Frontotemporal dementia, one of the most common causes for early-onset dementia, may be linked to an overactive immune system, a new study found.
For the study, published in the Journal of Neurology, researchers at the University of Eastern Finland recruited 98 patients with frontotemporal dementia, diagnosed between 1998 and 2016.
According to researchers, the primary aim was to examine any possible inflammatory changes in the blood of samples of patients, correlating specific markers to numerous clinical features of frontotemporal dementia, such as motoneuron and Parkinsonism symptoms.
Using the Mini-Mental State Examination (MMSE) and Activities of Daily Living Scale (ADCS), researchers were able to measure the progression of the degenerative disease, investigating cytokine or chemokine levels correlated with cognitive decline.
Moreover, researchers also focused on immune system activity in patients with frontotemporal dementia, examining any comorbidities, including those carrying the C9orf72 repeat expansion.
Based on the findings: “A history of an autoimmune disease was detected in 11 patients, but the measured inflammatory marker levels did not differ in these patients compared to those without autoimmune disease,” wrote Anne Remes, the study’s co-author. “Three patients had systemic immunomodulatory medication but showed no distinct differences in the marker levels compared to the other patients.”
“We then investigated whether the measured cytokine or chemokine levels associated with cognitive or functional decline using MMSE and ADCS-ADL, respectively. None of the cytokines showed correlation with baseline MMSE or ADCS-ADL scores.”
The findings suggest that immune system alterations may be linked to sporadic and genetic types of frontotemporal dementia.
“Our study provides novel information on the associations between inflammation and several carefully defined clinical features and disease progression,” the results detailed.

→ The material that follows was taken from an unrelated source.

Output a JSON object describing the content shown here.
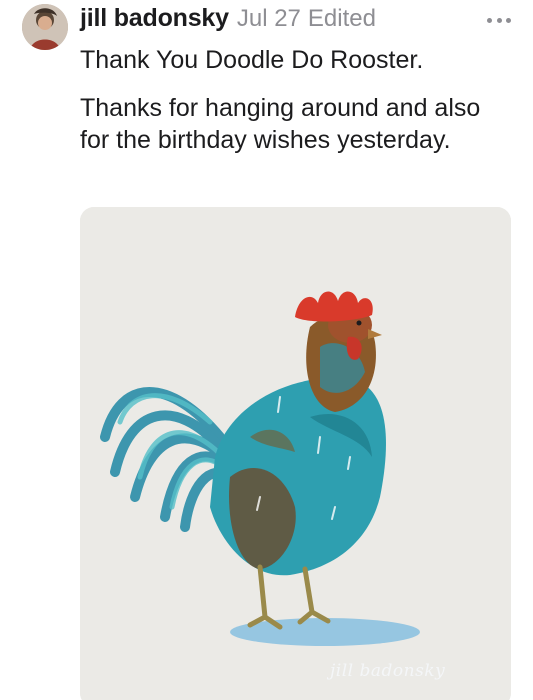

“Future longitudinal studies in other cohorts are warranted to confirm the suggested correlation of the inflammatory profiles and clinical manifestations in FTLD in general and in FTLD patients carrying the C9orf72 HRE.”